Your task is to set down the records below again, exactly.

> [GIVEN INFORMATION]
▼▼▼

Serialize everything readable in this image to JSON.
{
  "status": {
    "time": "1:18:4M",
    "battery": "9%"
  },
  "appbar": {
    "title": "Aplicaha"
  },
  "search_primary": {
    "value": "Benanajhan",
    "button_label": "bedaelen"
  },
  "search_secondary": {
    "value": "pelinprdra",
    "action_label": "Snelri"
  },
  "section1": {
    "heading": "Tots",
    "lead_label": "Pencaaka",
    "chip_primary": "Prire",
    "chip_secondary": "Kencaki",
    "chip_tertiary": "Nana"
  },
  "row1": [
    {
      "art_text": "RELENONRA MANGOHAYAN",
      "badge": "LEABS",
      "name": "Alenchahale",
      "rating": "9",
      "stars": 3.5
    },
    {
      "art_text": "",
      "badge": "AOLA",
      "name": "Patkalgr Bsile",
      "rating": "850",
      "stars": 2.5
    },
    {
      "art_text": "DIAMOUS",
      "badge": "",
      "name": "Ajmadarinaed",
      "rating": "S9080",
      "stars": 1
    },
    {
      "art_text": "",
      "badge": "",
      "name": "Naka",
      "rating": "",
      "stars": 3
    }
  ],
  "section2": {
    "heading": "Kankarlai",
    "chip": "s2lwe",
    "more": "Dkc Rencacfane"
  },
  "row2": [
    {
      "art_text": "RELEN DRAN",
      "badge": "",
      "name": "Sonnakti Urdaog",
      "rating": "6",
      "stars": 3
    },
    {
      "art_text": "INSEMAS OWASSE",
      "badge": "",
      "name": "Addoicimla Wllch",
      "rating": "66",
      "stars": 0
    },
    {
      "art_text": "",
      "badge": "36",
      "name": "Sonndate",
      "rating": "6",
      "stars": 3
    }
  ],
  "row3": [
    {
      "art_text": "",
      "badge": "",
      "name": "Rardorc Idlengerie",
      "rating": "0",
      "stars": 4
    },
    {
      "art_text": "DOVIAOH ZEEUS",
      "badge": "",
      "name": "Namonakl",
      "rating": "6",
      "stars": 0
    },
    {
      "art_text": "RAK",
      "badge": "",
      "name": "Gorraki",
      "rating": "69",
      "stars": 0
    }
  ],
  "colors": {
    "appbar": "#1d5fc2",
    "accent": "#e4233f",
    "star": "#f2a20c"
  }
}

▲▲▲

> [ANSWER TO THE PROBLEM]
Serialize everything readable in this image to JSON.
{
  "status": {
    "time": "1:18:4M",
    "battery": "9%"
  },
  "appbar": {
    "title": "Aplicaha"
  },
  "search_primary": {
    "value": "Benanajhan",
    "button_label": "bedaelen"
  },
  "search_secondary": {
    "value": "pelinprdra",
    "action_label": "Snelri"
  },
  "section1": {
    "heading": "Tots",
    "lead_label": "Pencaaka",
    "chip_primary": "Prire",
    "chip_secondary": "Kencaki",
    "chip_tertiary": "Nana"
  },
  "row1": [
    {
      "art_text": "RELENONRA MANGOHAYAN",
      "badge": "LEABS",
      "name": "Alenchahale",
      "rating": "9",
      "stars": 3.5
    },
    {
      "art_text": "",
      "badge": "AOLA",
      "name": "Patkalgr Bsile",
      "rating": "850",
      "stars": 2.5
    },
    {
      "art_text": "DIAMOUS",
      "badge": "",
      "name": "Ajmadarinaed",
      "rating": "S9080",
      "stars": 1
    },
    {
      "art_text": "",
      "badge": "",
      "name": "Naka",
      "rating": "",
      "stars": 3
    }
  ],
  "section2": {
    "heading": "Kankarlai",
    "chip": "s2lwe",
    "more": "Dkc Rencacfane"
  },
  "row2": [
    {
      "art_text": "RELEN DRAN",
      "badge": "",
      "name": "Sonnakti Urdaog",
      "rating": "6",
      "stars": 3
    },
    {
      "art_text": "INSEMAS OWASSE",
      "badge": "",
      "name": "Addoicimla Wllch",
      "rating": "66",
      "stars": 0
    },
    {
      "art_text": "",
      "badge": "36",
      "name": "Sonndate",
      "rating": "6",
      "stars": 3
    }
  ],
  "row3": [
    {
      "art_text": "",
      "badge": "",
      "name": "Rardorc Idlengerie",
      "rating": "0",
      "stars": 4
    },
    {
      "art_text": "DOVIAOH ZEEUS",
      "badge": "",
      "name": "Namonakl",
      "rating": "6",
      "stars": 0
    },
    {
      "art_text": "RAK",
      "badge": "",
      "name": "Gorraki",
      "rating": "69",
      "stars": 0
    }
  ],
  "colors": {
    "appbar": "#1d5fc2",
    "accent": "#e4233f",
    "star": "#f2a20c"
  }
}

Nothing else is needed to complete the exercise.